-- DATA FOR THIS TASK follows --

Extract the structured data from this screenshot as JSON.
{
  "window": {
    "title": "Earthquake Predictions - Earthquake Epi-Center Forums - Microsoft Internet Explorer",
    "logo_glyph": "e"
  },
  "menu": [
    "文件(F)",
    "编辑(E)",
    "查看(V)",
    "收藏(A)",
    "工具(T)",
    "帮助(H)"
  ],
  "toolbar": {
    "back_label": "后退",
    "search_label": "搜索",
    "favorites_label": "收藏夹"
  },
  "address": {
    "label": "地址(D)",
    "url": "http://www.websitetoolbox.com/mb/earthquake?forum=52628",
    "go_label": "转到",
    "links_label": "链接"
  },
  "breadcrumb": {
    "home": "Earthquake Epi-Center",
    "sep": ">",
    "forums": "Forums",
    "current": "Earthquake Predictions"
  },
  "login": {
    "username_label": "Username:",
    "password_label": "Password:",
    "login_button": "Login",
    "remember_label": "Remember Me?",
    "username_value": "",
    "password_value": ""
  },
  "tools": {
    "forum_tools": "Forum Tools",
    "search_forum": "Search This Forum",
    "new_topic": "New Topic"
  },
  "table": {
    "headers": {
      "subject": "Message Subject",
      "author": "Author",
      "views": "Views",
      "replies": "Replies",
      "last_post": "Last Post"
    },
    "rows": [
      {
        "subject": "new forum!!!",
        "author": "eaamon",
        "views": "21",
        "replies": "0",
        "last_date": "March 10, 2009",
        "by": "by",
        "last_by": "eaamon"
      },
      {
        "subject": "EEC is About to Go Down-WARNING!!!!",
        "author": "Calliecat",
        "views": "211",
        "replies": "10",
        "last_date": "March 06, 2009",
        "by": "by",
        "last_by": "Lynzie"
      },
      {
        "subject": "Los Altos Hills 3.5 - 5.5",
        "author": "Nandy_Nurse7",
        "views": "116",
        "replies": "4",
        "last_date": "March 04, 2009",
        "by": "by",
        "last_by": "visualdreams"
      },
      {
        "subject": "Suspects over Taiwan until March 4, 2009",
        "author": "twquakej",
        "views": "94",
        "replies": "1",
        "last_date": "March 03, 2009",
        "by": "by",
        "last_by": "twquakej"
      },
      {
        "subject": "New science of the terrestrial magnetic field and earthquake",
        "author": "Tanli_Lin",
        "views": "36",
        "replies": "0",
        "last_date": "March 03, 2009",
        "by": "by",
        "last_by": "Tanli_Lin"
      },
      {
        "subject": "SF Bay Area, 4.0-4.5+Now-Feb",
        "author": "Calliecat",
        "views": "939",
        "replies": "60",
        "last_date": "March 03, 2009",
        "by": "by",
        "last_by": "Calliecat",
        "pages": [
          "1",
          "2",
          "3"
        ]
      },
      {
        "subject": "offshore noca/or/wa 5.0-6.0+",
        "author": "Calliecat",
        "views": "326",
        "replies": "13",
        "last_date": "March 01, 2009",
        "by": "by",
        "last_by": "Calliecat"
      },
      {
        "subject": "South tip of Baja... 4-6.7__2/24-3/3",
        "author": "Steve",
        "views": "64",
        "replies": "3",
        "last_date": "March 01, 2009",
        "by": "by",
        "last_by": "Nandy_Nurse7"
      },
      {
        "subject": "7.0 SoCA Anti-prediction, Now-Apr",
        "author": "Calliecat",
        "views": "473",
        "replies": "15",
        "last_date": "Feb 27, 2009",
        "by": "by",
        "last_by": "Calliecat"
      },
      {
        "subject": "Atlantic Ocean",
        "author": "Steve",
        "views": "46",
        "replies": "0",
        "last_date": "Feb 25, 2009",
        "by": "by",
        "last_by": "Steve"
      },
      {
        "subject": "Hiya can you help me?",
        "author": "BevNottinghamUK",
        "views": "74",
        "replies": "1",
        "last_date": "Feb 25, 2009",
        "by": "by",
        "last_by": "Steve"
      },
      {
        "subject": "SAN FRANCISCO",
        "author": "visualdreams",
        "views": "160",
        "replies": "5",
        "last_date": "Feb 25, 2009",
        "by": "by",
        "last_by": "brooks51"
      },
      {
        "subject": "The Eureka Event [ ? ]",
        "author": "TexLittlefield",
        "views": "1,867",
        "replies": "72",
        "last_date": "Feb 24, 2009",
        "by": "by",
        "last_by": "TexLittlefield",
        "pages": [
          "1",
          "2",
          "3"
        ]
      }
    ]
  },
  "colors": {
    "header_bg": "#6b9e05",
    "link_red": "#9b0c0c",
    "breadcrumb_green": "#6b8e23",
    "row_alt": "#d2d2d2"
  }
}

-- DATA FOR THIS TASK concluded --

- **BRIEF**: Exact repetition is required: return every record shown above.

- **WRITTEN SOLUTION**:
Extract the structured data from this screenshot as JSON.
{
  "window": {
    "title": "Earthquake Predictions - Earthquake Epi-Center Forums - Microsoft Internet Explorer",
    "logo_glyph": "e"
  },
  "menu": [
    "文件(F)",
    "编辑(E)",
    "查看(V)",
    "收藏(A)",
    "工具(T)",
    "帮助(H)"
  ],
  "toolbar": {
    "back_label": "后退",
    "search_label": "搜索",
    "favorites_label": "收藏夹"
  },
  "address": {
    "label": "地址(D)",
    "url": "http://www.websitetoolbox.com/mb/earthquake?forum=52628",
    "go_label": "转到",
    "links_label": "链接"
  },
  "breadcrumb": {
    "home": "Earthquake Epi-Center",
    "sep": ">",
    "forums": "Forums",
    "current": "Earthquake Predictions"
  },
  "login": {
    "username_label": "Username:",
    "password_label": "Password:",
    "login_button": "Login",
    "remember_label": "Remember Me?",
    "username_value": "",
    "password_value": ""
  },
  "tools": {
    "forum_tools": "Forum Tools",
    "search_forum": "Search This Forum",
    "new_topic": "New Topic"
  },
  "table": {
    "headers": {
      "subject": "Message Subject",
      "author": "Author",
      "views": "Views",
      "replies": "Replies",
      "last_post": "Last Post"
    },
    "rows": [
      {
        "subject": "new forum!!!",
        "author": "eaamon",
        "views": "21",
        "replies": "0",
        "last_date": "March 10, 2009",
        "by": "by",
        "last_by": "eaamon"
      },
      {
        "subject": "EEC is About to Go Down-WARNING!!!!",
        "author": "Calliecat",
        "views": "211",
        "replies": "10",
        "last_date": "March 06, 2009",
        "by": "by",
        "last_by": "Lynzie"
      },
      {
        "subject": "Los Altos Hills 3.5 - 5.5",
        "author": "Nandy_Nurse7",
        "views": "116",
        "replies": "4",
        "last_date": "March 04, 2009",
        "by": "by",
        "last_by": "visualdreams"
      },
      {
        "subject": "Suspects over Taiwan until March 4, 2009",
        "author": "twquakej",
        "views": "94",
        "replies": "1",
        "last_date": "March 03, 2009",
        "by": "by",
        "last_by": "twquakej"
      },
      {
        "subject": "New science of the terrestrial magnetic field and earthquake",
        "author": "Tanli_Lin",
        "views": "36",
        "replies": "0",
        "last_date": "March 03, 2009",
        "by": "by",
        "last_by": "Tanli_Lin"
      },
      {
        "subject": "SF Bay Area, 4.0-4.5+Now-Feb",
        "author": "Calliecat",
        "views": "939",
        "replies": "60",
        "last_date": "March 03, 2009",
        "by": "by",
        "last_by": "Calliecat",
        "pages": [
          "1",
          "2",
          "3"
        ]
      },
      {
        "subject": "offshore noca/or/wa 5.0-6.0+",
        "author": "Calliecat",
        "views": "326",
        "replies": "13",
        "last_date": "March 01, 2009",
        "by": "by",
        "last_by": "Calliecat"
      },
      {
        "subject": "South tip of Baja... 4-6.7__2/24-3/3",
        "author": "Steve",
        "views": "64",
        "replies": "3",
        "last_date": "March 01, 2009",
        "by": "by",
        "last_by": "Nandy_Nurse7"
      },
      {
        "subject": "7.0 SoCA Anti-prediction, Now-Apr",
        "author": "Calliecat",
        "views": "473",
        "replies": "15",
        "last_date": "Feb 27, 2009",
        "by": "by",
        "last_by": "Calliecat"
      },
      {
        "subject": "Atlantic Ocean",
        "author": "Steve",
        "views": "46",
        "replies": "0",
        "last_date": "Feb 25, 2009",
        "by": "by",
        "last_by": "Steve"
      },
      {
        "subject": "Hiya can you help me?",
        "author": "BevNottinghamUK",
        "views": "74",
        "replies": "1",
        "last_date": "Feb 25, 2009",
        "by": "by",
        "last_by": "Steve"
      },
      {
        "subject": "SAN FRANCISCO",
        "author": "visualdreams",
        "views": "160",
        "replies": "5",
        "last_date": "Feb 25, 2009",
        "by": "by",
        "last_by": "brooks51"
      },
      {
        "subject": "The Eureka Event [ ? ]",
        "author": "TexLittlefield",
        "views": "1,867",
        "replies": "72",
        "last_date": "Feb 24, 2009",
        "by": "by",
        "last_by": "TexLittlefield",
        "pages": [
          "1",
          "2",
          "3"
        ]
      }
    ]
  },
  "colors": {
    "header_bg": "#6b9e05",
    "link_red": "#9b0c0c",
    "breadcrumb_green": "#6b8e23",
    "row_alt": "#d2d2d2"
  }
}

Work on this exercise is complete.